// if we expect this function
// to allocate an integer for us
// and on exit have p pointing
// to that integer it won't work
// this is because when malloc
// returns a pointer to this
// allocated integer only we assign
// it to p and p as the function
// argument is only the
cant_allocate(int *p)
  // note that &p is of type (int **)
  // p before the malloc is 0x0 and after is
  // an address like 0x8402010
  // but notice this doesn't change the
  // contents at memory address
  p = (int *) malloc(sizeof(int));

  // p will have a value here assuming we have memory
  if(p == NULL)
    fprintf(stderr, "error malloc %s", strerror(errno));
    return 1;
  return 0;

allocate(int **p)
  // in general
  // *p  is the address of the int
  // **p is the value of the int
  // we can also say
  // if caller passes in &p where p is
  // a pointer to an int then *p is the
  // value at that address
  // p will be 0x7ffffffee060 inside here
  // *p will be 0x0 or the contents
  // at address 0x7ffffffee060
  // and thus we will be changing the contents
  // of the memory address 0x7ffffffee060
  // which is where the caller's p points to
  *p = (int *) malloc(sizeof(int));
  if(*p == NULL)
    fprintf(stderr, "error malloc %s", strerror(errno));
    return 1;
  return 0;

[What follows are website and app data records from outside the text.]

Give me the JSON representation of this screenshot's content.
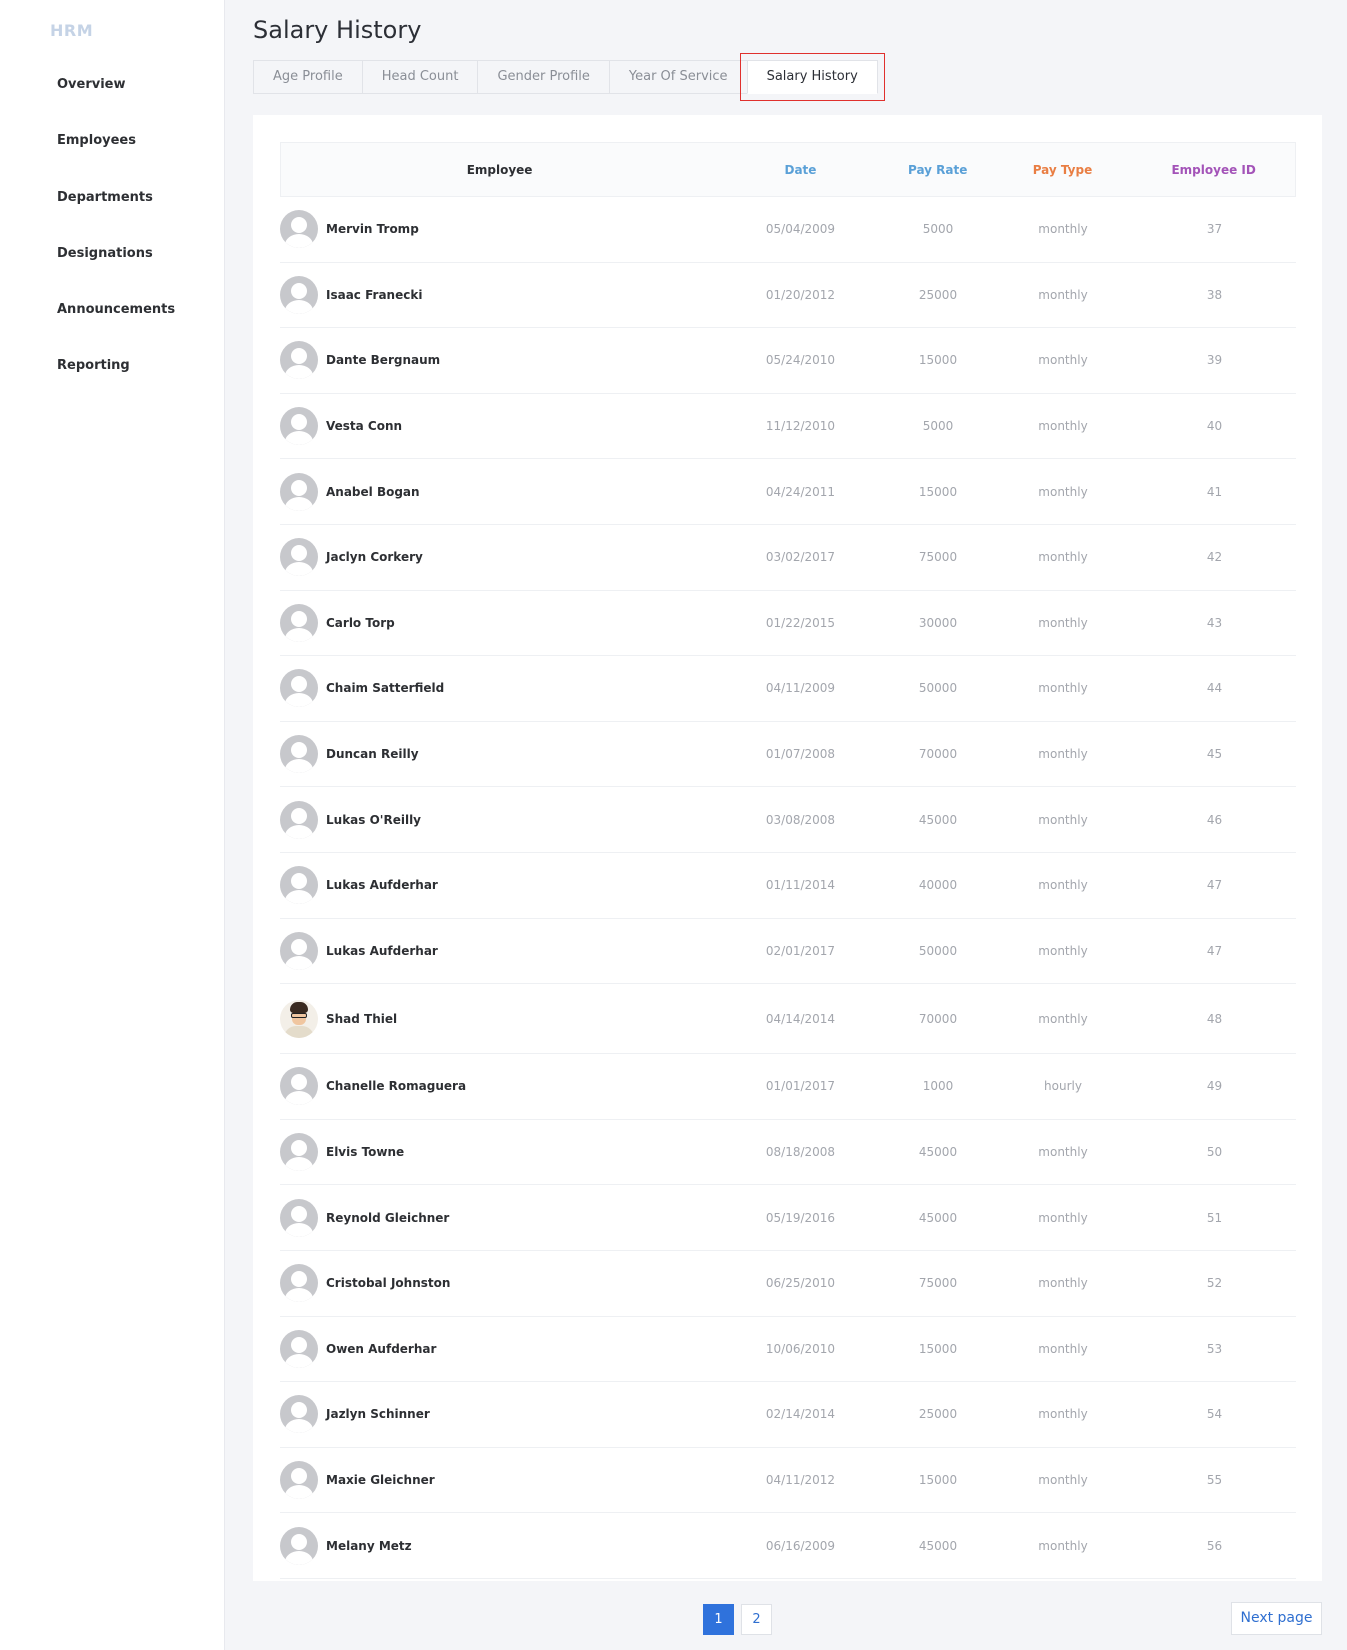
{
  "sidebar": {
    "brand": "HRM",
    "items": [
      {
        "label": "Overview"
      },
      {
        "label": "Employees"
      },
      {
        "label": "Departments"
      },
      {
        "label": "Designations"
      },
      {
        "label": "Announcements"
      },
      {
        "label": "Reporting"
      }
    ]
  },
  "header": {
    "title": "Salary History"
  },
  "tabs": [
    {
      "label": "Age Profile",
      "active": false
    },
    {
      "label": "Head Count",
      "active": false
    },
    {
      "label": "Gender Profile",
      "active": false
    },
    {
      "label": "Year Of Service",
      "active": false
    },
    {
      "label": "Salary History",
      "active": true
    }
  ],
  "table": {
    "columns": {
      "employee": "Employee",
      "date": "Date",
      "pay_rate": "Pay Rate",
      "pay_type": "Pay Type",
      "employee_id": "Employee ID"
    },
    "column_colors": {
      "date": "#5aa0d7",
      "pay_rate": "#5aa0d7",
      "pay_type": "#e97e43",
      "employee_id": "#a353b8"
    },
    "rows": [
      {
        "name": "Mervin Tromp",
        "date": "05/04/2009",
        "pay_rate": "5000",
        "pay_type": "monthly",
        "id": "37",
        "avatar": "placeholder-avatar-icon"
      },
      {
        "name": "Isaac Franecki",
        "date": "01/20/2012",
        "pay_rate": "25000",
        "pay_type": "monthly",
        "id": "38",
        "avatar": "placeholder-avatar-icon"
      },
      {
        "name": "Dante Bergnaum",
        "date": "05/24/2010",
        "pay_rate": "15000",
        "pay_type": "monthly",
        "id": "39",
        "avatar": "placeholder-avatar-icon"
      },
      {
        "name": "Vesta Conn",
        "date": "11/12/2010",
        "pay_rate": "5000",
        "pay_type": "monthly",
        "id": "40",
        "avatar": "placeholder-avatar-icon"
      },
      {
        "name": "Anabel Bogan",
        "date": "04/24/2011",
        "pay_rate": "15000",
        "pay_type": "monthly",
        "id": "41",
        "avatar": "placeholder-avatar-icon"
      },
      {
        "name": "Jaclyn Corkery",
        "date": "03/02/2017",
        "pay_rate": "75000",
        "pay_type": "monthly",
        "id": "42",
        "avatar": "placeholder-avatar-icon"
      },
      {
        "name": "Carlo Torp",
        "date": "01/22/2015",
        "pay_rate": "30000",
        "pay_type": "monthly",
        "id": "43",
        "avatar": "placeholder-avatar-icon"
      },
      {
        "name": "Chaim Satterfield",
        "date": "04/11/2009",
        "pay_rate": "50000",
        "pay_type": "monthly",
        "id": "44",
        "avatar": "placeholder-avatar-icon"
      },
      {
        "name": "Duncan Reilly",
        "date": "01/07/2008",
        "pay_rate": "70000",
        "pay_type": "monthly",
        "id": "45",
        "avatar": "placeholder-avatar-icon"
      },
      {
        "name": "Lukas O'Reilly",
        "date": "03/08/2008",
        "pay_rate": "45000",
        "pay_type": "monthly",
        "id": "46",
        "avatar": "placeholder-avatar-icon"
      },
      {
        "name": "Lukas Aufderhar",
        "date": "01/11/2014",
        "pay_rate": "40000",
        "pay_type": "monthly",
        "id": "47",
        "avatar": "placeholder-avatar-icon"
      },
      {
        "name": "Lukas Aufderhar",
        "date": "02/01/2017",
        "pay_rate": "50000",
        "pay_type": "monthly",
        "id": "47",
        "avatar": "placeholder-avatar-icon"
      },
      {
        "name": "Shad Thiel",
        "date": "04/14/2014",
        "pay_rate": "70000",
        "pay_type": "monthly",
        "id": "48",
        "avatar": "cartoon-photo-avatar"
      },
      {
        "name": "Chanelle Romaguera",
        "date": "01/01/2017",
        "pay_rate": "1000",
        "pay_type": "hourly",
        "id": "49",
        "avatar": "placeholder-avatar-icon"
      },
      {
        "name": "Elvis Towne",
        "date": "08/18/2008",
        "pay_rate": "45000",
        "pay_type": "monthly",
        "id": "50",
        "avatar": "placeholder-avatar-icon"
      },
      {
        "name": "Reynold Gleichner",
        "date": "05/19/2016",
        "pay_rate": "45000",
        "pay_type": "monthly",
        "id": "51",
        "avatar": "placeholder-avatar-icon"
      },
      {
        "name": "Cristobal Johnston",
        "date": "06/25/2010",
        "pay_rate": "75000",
        "pay_type": "monthly",
        "id": "52",
        "avatar": "placeholder-avatar-icon"
      },
      {
        "name": "Owen Aufderhar",
        "date": "10/06/2010",
        "pay_rate": "15000",
        "pay_type": "monthly",
        "id": "53",
        "avatar": "placeholder-avatar-icon"
      },
      {
        "name": "Jazlyn Schinner",
        "date": "02/14/2014",
        "pay_rate": "25000",
        "pay_type": "monthly",
        "id": "54",
        "avatar": "placeholder-avatar-icon"
      },
      {
        "name": "Maxie Gleichner",
        "date": "04/11/2012",
        "pay_rate": "15000",
        "pay_type": "monthly",
        "id": "55",
        "avatar": "placeholder-avatar-icon"
      },
      {
        "name": "Melany Metz",
        "date": "06/16/2009",
        "pay_rate": "45000",
        "pay_type": "monthly",
        "id": "56",
        "avatar": "placeholder-avatar-icon"
      }
    ]
  },
  "pagination": {
    "pages": [
      "1",
      "2"
    ],
    "current": "1",
    "next_label": "Next page"
  },
  "colors": {
    "accent": "#2f72dc",
    "active_tab_highlight": "#e0302d",
    "brand": "#c5d3e6"
  }
}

We can see from the example above for a function to allocate memory and assign the callers pointer to that memory the double pointer is required. This case is quite common and should be understood for any good C programmer. This example will shed light on what is going on inside many libraries that allocate memory for the caller.

Triple Pointer Example 4

The glibc system call to list files in a directory scandir() takes as argument a triple pointer for the namelist argument.

int scandir(const char *restrict dirp,
            struct dirent ***restrict namelist,
            int (*filter)(const struct dirent *),
            int (*compar)(const struct dirent **,
                          const struct dirent **));

This is because inside the scandir function itself it will allocate a struct dirent **namelist for the caller. With this namelist it’s the same logically as a struct dirent *namelist[], an array of pointers to struct dirent. Although, the caller doesn’t allocate the memory, the caller is expected to free the namelist.

while (n--) { // the variable n contains the length of namelist

There is a more thorough example to Listing files in a Directory using C.